Looking at the stage you know that this is not going to be an ordinary performance, with a piano, synthesizers, cajon and bata drums set up, I knew this was going to be a little different. The uniqueness of the instruments and the standing room only space at Central Presbyterian Church made me curious as to what I should expect. Ibeyi, the Yoruba word for twins, Lisa-Kaindé Diaz and Naomi Diaz, made their way to the stage. Their smiles and timidness gave incite to their personalities. However as they began playing, their body language showed their passion for the music. Head bobbing along with the beat of the cajon, listening to harmonic melodies sung in English and Yoruba, I was transported to an exotic place.
The song that most impacted me was the one dedicated to their mother, entitled “Mama Says”. The song begins with snaps and pats, and soon incorporates the cajon, drawing in the listener. In this song, Ibeyi took me inside a home where a mother was attempting to survive on her love for her partner. There was no money, but her focus was on not being able to survive without him. I was reminded of the countless survivors of domestic violence who suffer through financial, emotional and physical abuse simply because they feel that they cannot live without this person.

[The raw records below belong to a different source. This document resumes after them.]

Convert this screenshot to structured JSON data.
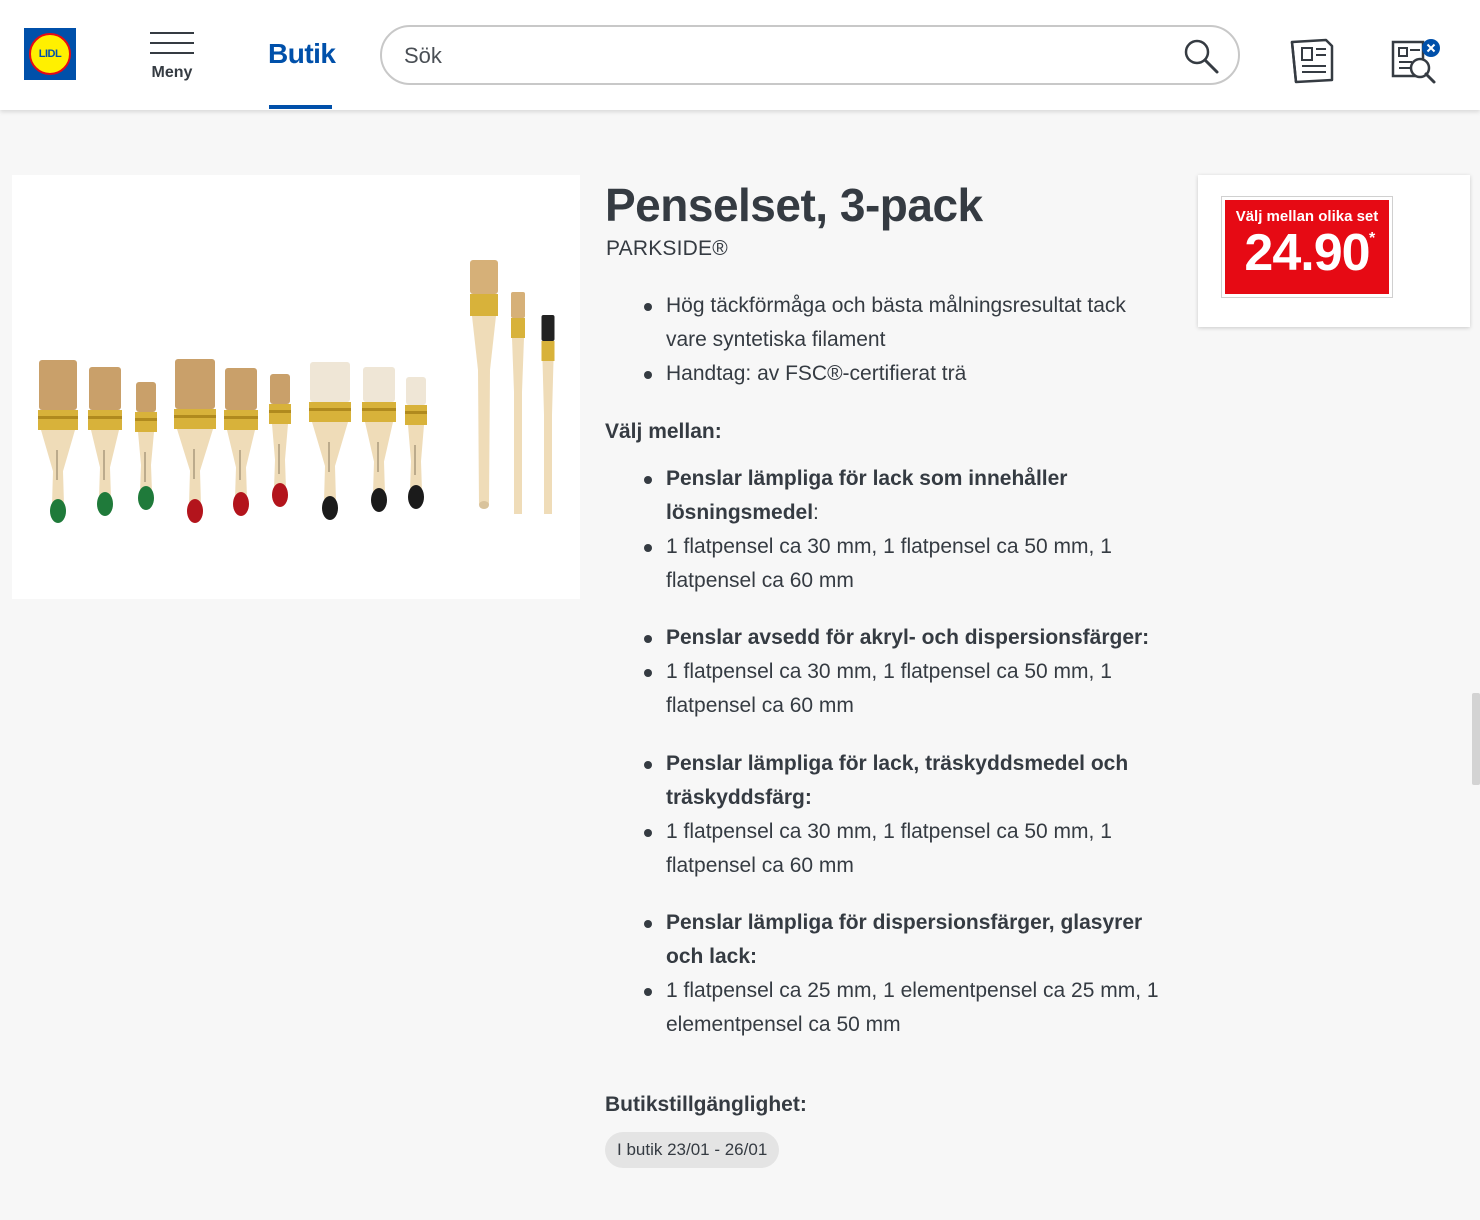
{
  "header": {
    "logo_text": "LIDL",
    "menu_label": "Meny",
    "nav_butik": "Butik",
    "search_placeholder": "Sök",
    "icons": [
      "search-icon",
      "flyer-icon",
      "shopping-list-icon"
    ]
  },
  "product": {
    "title": "Penselset, 3-pack",
    "brand": "PARKSIDE®",
    "features": [
      "Hög täckförmåga och bästa målningsresultat tack vare syntetiska filament",
      "Handtag: av FSC®-certifierat trä"
    ],
    "choose_heading": "Välj mellan:",
    "variants": [
      {
        "name": "Penslar lämpliga för lack som innehåller lösningsmedel",
        "suffix": ":",
        "content": "1 flatpensel ca 30 mm, 1 flatpensel ca 50 mm, 1 flatpensel ca 60 mm"
      },
      {
        "name": "Penslar avsedd för akryl- och dispersionsfärger:",
        "suffix": "",
        "content": "1 flatpensel ca 30 mm, 1 flatpensel ca 50 mm, 1 flatpensel ca 60 mm"
      },
      {
        "name": "Penslar lämpliga för lack, träskyddsmedel och träskyddsfärg:",
        "suffix": "",
        "content": "1 flatpensel ca 30 mm, 1 flatpensel ca 50 mm, 1 flatpensel ca 60 mm"
      },
      {
        "name": "Penslar lämpliga för dispersionsfärger, glasyrer och lack:",
        "suffix": "",
        "content": "1 flatpensel ca 25 mm, 1 elementpensel ca 25 mm, 1 elementpensel ca 50 mm"
      }
    ],
    "availability_heading": "Butikstillgänglighet:",
    "availability_badge": "I butik 23/01 - 26/01"
  },
  "price": {
    "label": "Välj mellan olika set",
    "value": "24.90",
    "star": "*"
  },
  "colors": {
    "brand_blue": "#0050aa",
    "price_red": "#e60a14",
    "logo_yellow": "#fff000",
    "brush_green": "#1f7a3a",
    "brush_red": "#b3141c",
    "brush_black": "#1b1b1b"
  }
}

While the church added an air of spirituality to the performance, their song Oya, took it a little deeper. The song was dedicated to a goddess who cares for the dead and while the song was sung in Yoruba, one could feel the reverence in the way they sung it. To me was a reminder of how when the time is for death has arrived we must meet it with open arms, having no regrets as to the life that was lived. Something that stood out was how at the conclusion of their show Ibeyi walked down and back up the center isle of the church singing in acapella a song dedicated to twins, and closed their show by blowing out a candle that had been burning throughout their performance. While I am sure there is some significance to why they did this, it was a great way to draw the attention of the crowd back.

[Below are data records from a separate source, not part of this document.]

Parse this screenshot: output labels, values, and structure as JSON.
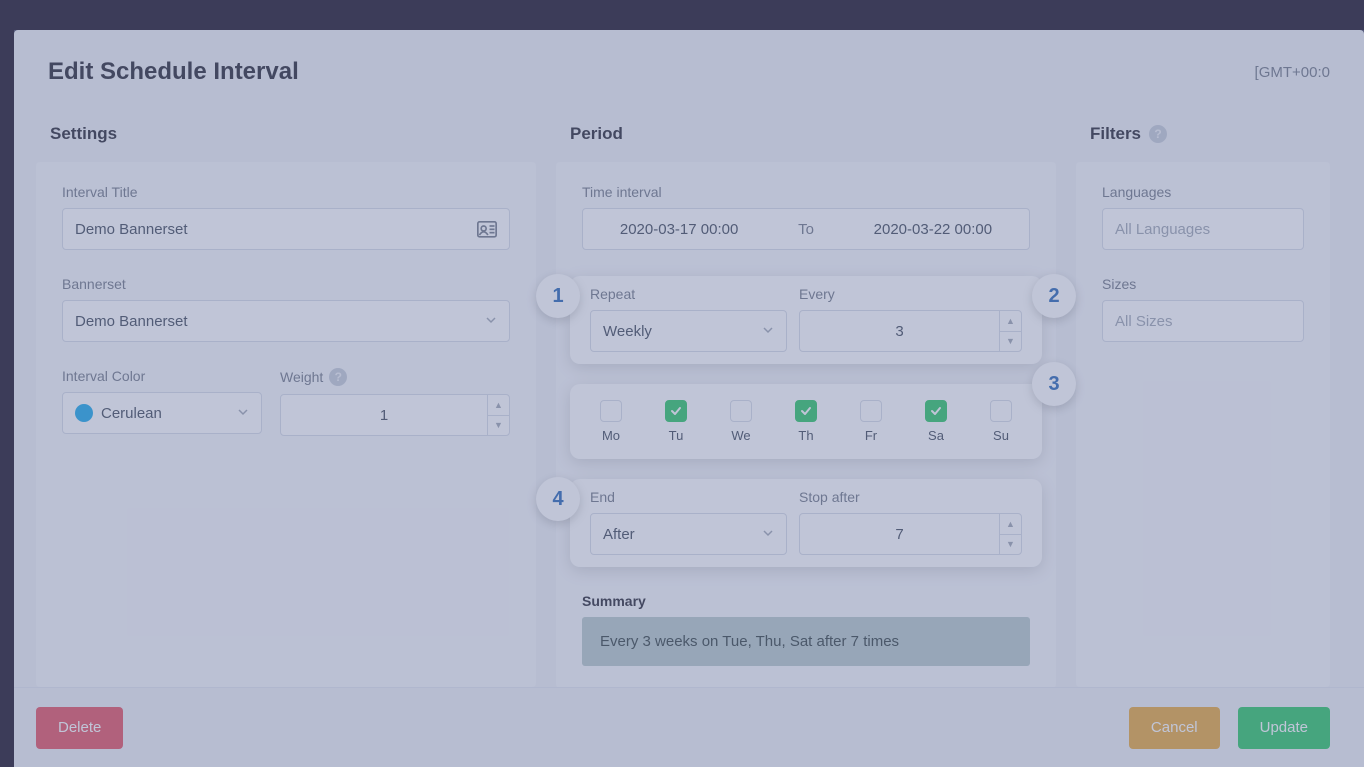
{
  "modal": {
    "title": "Edit Schedule Interval",
    "timezone": "[GMT+00:0"
  },
  "sections": {
    "settings": "Settings",
    "period": "Period",
    "filters": "Filters"
  },
  "settings": {
    "interval_title_label": "Interval Title",
    "interval_title_value": "Demo Bannerset",
    "bannerset_label": "Bannerset",
    "bannerset_value": "Demo Bannerset",
    "interval_color_label": "Interval Color",
    "interval_color_name": "Cerulean",
    "interval_color_hex": "#0ea5e9",
    "weight_label": "Weight",
    "weight_value": "1"
  },
  "period": {
    "time_interval_label": "Time interval",
    "time_from": "2020-03-17 00:00",
    "time_to_label": "To",
    "time_to": "2020-03-22 00:00",
    "repeat_label": "Repeat",
    "repeat_value": "Weekly",
    "every_label": "Every",
    "every_value": "3",
    "days": [
      {
        "code": "Mo",
        "checked": false
      },
      {
        "code": "Tu",
        "checked": true
      },
      {
        "code": "We",
        "checked": false
      },
      {
        "code": "Th",
        "checked": true
      },
      {
        "code": "Fr",
        "checked": false
      },
      {
        "code": "Sa",
        "checked": true
      },
      {
        "code": "Su",
        "checked": false
      }
    ],
    "end_label": "End",
    "end_value": "After",
    "stop_after_label": "Stop after",
    "stop_after_value": "7",
    "summary_label": "Summary",
    "summary_text": "Every 3 weeks on Tue, Thu, Sat after 7 times"
  },
  "filters": {
    "languages_label": "Languages",
    "languages_placeholder": "All Languages",
    "sizes_label": "Sizes",
    "sizes_placeholder": "All Sizes"
  },
  "footer": {
    "delete": "Delete",
    "cancel": "Cancel",
    "update": "Update"
  },
  "callouts": {
    "1": "1",
    "2": "2",
    "3": "3",
    "4": "4"
  }
}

Overall the sounds of Ibeyi were entrancing. Maybe it was the harmony, maybe it was the cajon drum, maybe it was listening to the Yoruba language, but whatever it was, I was left with a yearning to learn a more about their sound and their culture.
- Isabel Martinez.